The USC Norris Comprehensive Cancer Center served as host for the recent annual board meeting of The V Foundation for Cancer Research, a leading nonprofit funder of cancer research founded by NCAA-winning Coach Jim Valvano, who died in 1993 from cancer.
New board officers were elected at the meeting, held in early February and chaired by Susan Braun, the foundation’s new CEO.
Composer David Barrett honored the foundation’s board members with performances of “One Shining Moment” (on piano) and “The Grateful Life” (on guitar).
Before the performance, Stephen Gruber, director of the Norris cancer center, welcomed the board members to the Health Sciences Campus.
“Our investigators represent the many other scientists across the United States who have benefited from The V Foundation’s support, and we wanted to honor you in a special way,” he said. “Thank you for your work for generations of patients, to help us work toward a life free from cancer.”
Afterward, foundation board members and USC Norris researchers attended a lunch at which Keck School of Medicine of USC researchers made brief presentations explaining how previous grants from The V Foundation have helped shape their work:
• Christina Curtis, assistant professor of preventive medicine, spoke on her research tracing individual cells, evolutionary cancer dynamics and resistant cells.
• Tanya Dorff, assistant professor of clinical medicine, described her work in helping patients fast to protect against chemotherapy toxicity and shared information on the phase I trial she has already completed.
• Parkash Gill, professor of medicine, talked about his team’s work creating drugs to affect the KRAS gene. (Mutation of this gene is an essential step in the development of many types of cancer.)
• Nora Heisterkamp, professor of pediatrics pathology, spoke on drug resistance in leukemia and how her work intersects with other research. “I’m a basic researcher.
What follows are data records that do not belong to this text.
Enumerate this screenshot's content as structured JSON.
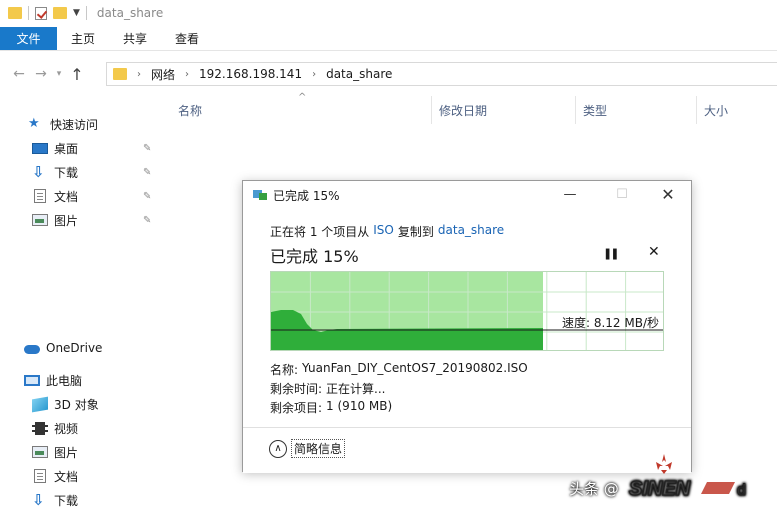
{
  "window": {
    "title": "data_share"
  },
  "ribbon": {
    "tabs": [
      {
        "label": "文件"
      },
      {
        "label": "主页"
      },
      {
        "label": "共享"
      },
      {
        "label": "查看"
      }
    ]
  },
  "address": {
    "crumbs": [
      "网络",
      "192.168.198.141",
      "data_share"
    ]
  },
  "columns": [
    {
      "label": "名称"
    },
    {
      "label": "修改日期"
    },
    {
      "label": "类型"
    },
    {
      "label": "大小"
    }
  ],
  "sidebar": {
    "quick_access": "快速访问",
    "pinned": [
      {
        "label": "桌面",
        "icon": "desktop-icon"
      },
      {
        "label": "下载",
        "icon": "download-icon"
      },
      {
        "label": "文档",
        "icon": "document-icon"
      },
      {
        "label": "图片",
        "icon": "pictures-icon"
      }
    ],
    "onedrive": "OneDrive",
    "this_pc": "此电脑",
    "pc_items": [
      {
        "label": "3D 对象",
        "icon": "3d-objects-icon"
      },
      {
        "label": "视频",
        "icon": "video-icon"
      },
      {
        "label": "图片",
        "icon": "pictures-icon"
      },
      {
        "label": "文档",
        "icon": "document-icon"
      },
      {
        "label": "下载",
        "icon": "download-icon"
      }
    ]
  },
  "dialog": {
    "title": "已完成 15%",
    "desc_prefix": "正在将 1 个项目从",
    "source": "ISO",
    "desc_middle": "复制到",
    "dest": "data_share",
    "heading": "已完成 15%",
    "progress": 15,
    "speed_label": "速度: 8.12 MB/秒",
    "name_label": "名称:",
    "name_value": "YuanFan_DIY_CentOS7_20190802.ISO",
    "time_label": "剩余时间:",
    "time_value": "正在计算...",
    "items_label": "剩余项目:",
    "items_value": "1 (910 MB)",
    "less_label": "简略信息"
  },
  "watermark": {
    "text": "头条 @"
  }
}
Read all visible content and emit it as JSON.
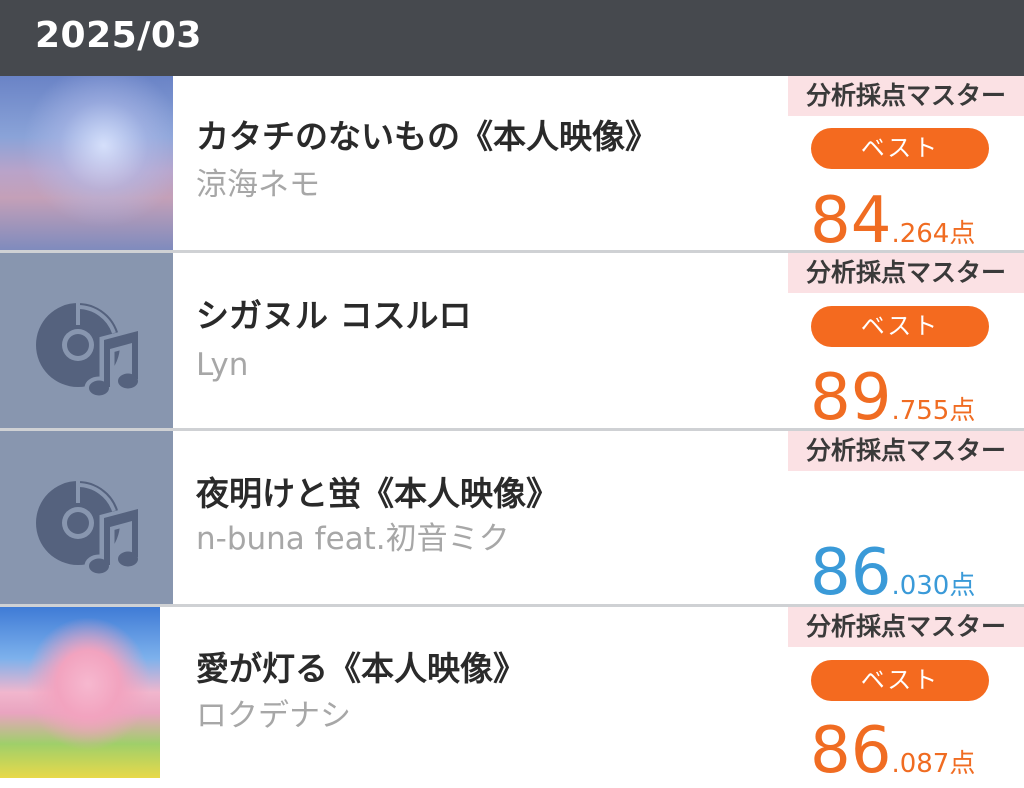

My perspective is different,” she said. “With these grants, we can put our heads together to come up with solutions that are more translatable.”
• Robert Ladner, assistant professor of research pathology, spoke about 5-FU chemotherapy drugs and how The V Foundation’s grant provided his team with a start to their translational research.
• Ebrahim Zandi, associate professor of molecular microbiology and immunology, talked about proteomics and cell signaling. “This type of grant really helps you to start your program in independent research,” he said.
• Wu Zhang, a research associate at the cancer center, discussed chromatin remodeling in cancer cells, noting that grant was a catalyst for receiving support from other sources.
Nick Valvano, Jim Valvano’s brother, The V Foundation board member and president emeritus, noted that meeting and speaking with the researchers helps board members see a more personal approach to helping diagnose and treat cancer.
“You put a face on cancer research,” he said. “We need a reason to hope, and when we see your passion and dedication, it reminds us why we raise money for research.”
Added Gruber: “The V Foundation’s presence here at USC Norris is a recognition of the meaningful investment we’ve made to making cancer a disease of the past — not just financially but also scientifically.
“It’s truly a privilege to have the foundation here transferring their leadership while we at the cancer center celebrate our 40th anniversary this year.”